By Gary Minter
Vendor Gary Minter was recently appointed by D.C. Mayor Vincent Gray and confirmed by the City Council as a member of the District’s Interagency Council on Homelessness.
My first “official” meeting with the Interagency Council on Homelessness (ICH) was exciting — at least the “pre-meeting,” when homeless people are allowed to air their grievances.
This ICH meeting, chaired by D.C. City Administrator Allen Lew, was held at Thrive DC in Saint Stephen’s Episcopal Church on Oct. 16. Dozens of homeless people attended, along with 30 or 40 city officials from all departments and agencies in the District of Columbia. The “official” meeting consisted of the usual presentation of plans and statistics, the same things that are presented at most “official” meetings.

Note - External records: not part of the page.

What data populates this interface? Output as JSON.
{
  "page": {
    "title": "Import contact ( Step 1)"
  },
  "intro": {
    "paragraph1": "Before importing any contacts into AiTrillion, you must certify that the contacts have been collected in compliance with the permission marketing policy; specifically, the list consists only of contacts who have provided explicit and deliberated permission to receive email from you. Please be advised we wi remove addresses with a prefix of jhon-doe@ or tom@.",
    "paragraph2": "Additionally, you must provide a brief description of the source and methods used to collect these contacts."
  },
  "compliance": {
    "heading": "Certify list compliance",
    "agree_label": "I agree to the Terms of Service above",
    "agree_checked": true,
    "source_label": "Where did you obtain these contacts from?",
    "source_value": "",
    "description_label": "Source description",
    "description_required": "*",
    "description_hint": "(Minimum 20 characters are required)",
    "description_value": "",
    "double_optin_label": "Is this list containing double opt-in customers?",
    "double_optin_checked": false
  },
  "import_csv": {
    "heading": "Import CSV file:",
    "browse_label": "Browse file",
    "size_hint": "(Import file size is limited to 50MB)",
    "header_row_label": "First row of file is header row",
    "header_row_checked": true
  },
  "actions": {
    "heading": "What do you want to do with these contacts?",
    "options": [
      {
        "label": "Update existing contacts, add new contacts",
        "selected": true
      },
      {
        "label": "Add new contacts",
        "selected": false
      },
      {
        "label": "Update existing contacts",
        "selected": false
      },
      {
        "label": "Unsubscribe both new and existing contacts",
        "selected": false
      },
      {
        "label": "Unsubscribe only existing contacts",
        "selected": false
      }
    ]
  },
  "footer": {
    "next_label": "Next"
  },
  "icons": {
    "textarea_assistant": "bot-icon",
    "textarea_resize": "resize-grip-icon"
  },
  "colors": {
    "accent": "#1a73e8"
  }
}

The real action was at the pre-meeting. Homeless people angrily attacked the agencies paid to solve housing and homelessness problems in D.C., complaining that the agency leaders and city government bureaucrats lack any real understanding of the problems of homeless people.
John McDermott of the People for Fairness Coalition was among the most vocal of the attendees, angrily pointing to a disabled woman who has been trying to get housing for at least four years and asking why no one is helping her. The People for Fairness Coalition meets every Tuesday morning from 8 to 9:30 a.m. at Miriam’s Kitchen in the Western Presbyterian Church at 24th and G streets NW in Foggy Bottom.
Other members of People for Fairness and of SHARC (Shelter, Housing And Respectful Change), which meets Mondays at 1 p.m. at CCNV, Second and D streets NW, said that all the statistics and numbers and charts mean little to homeless people when they are sleeping outside in the rain and snow.
One homeless person said that people without children and those who are unable to have children, including gays, lesbians, the elderly, are discriminated against by the D.C. Housing Authority and the D.C. and federal governments. These entities give preference to women with children, who receive free or low-cost apartments, food stamps, free medical care and cash payments under Temporary Assistance for Needy Families (TANF), formerly known as “welfare.”
Several attendees bitterly complained that many women who live in taxpayer-subsidized housing with their children also rent rooms to their “boyfriends” to receive extra undeclared income, and engage in “casual sex” for extra money to buy liquor, crack cocaine and stylish clothes.
In contrast, people without children — the elderly, disabled, handicapped, gay, lesbian, and jobless men and women — receive nothing except food stamps and Medicaid.
Earlier on Tuesday, at the People for Fairness Coalition meeting, the D.C. Library system’s new two-bag policy came under attack for discriminating against homeless people, who must carry all of their possessions with them because most shelters refuse to let them store their clothing and personal items during the day.
Other issues discussed include a lack of transportation money for homeless people to see their doctors and social workers, or to visit food and clothing pantries, get to job interviews and grocery stores; the failure of the D.C. government to hire D.C. residents; and the failure to enforce laws requiring government contractors to hire D.C. residents.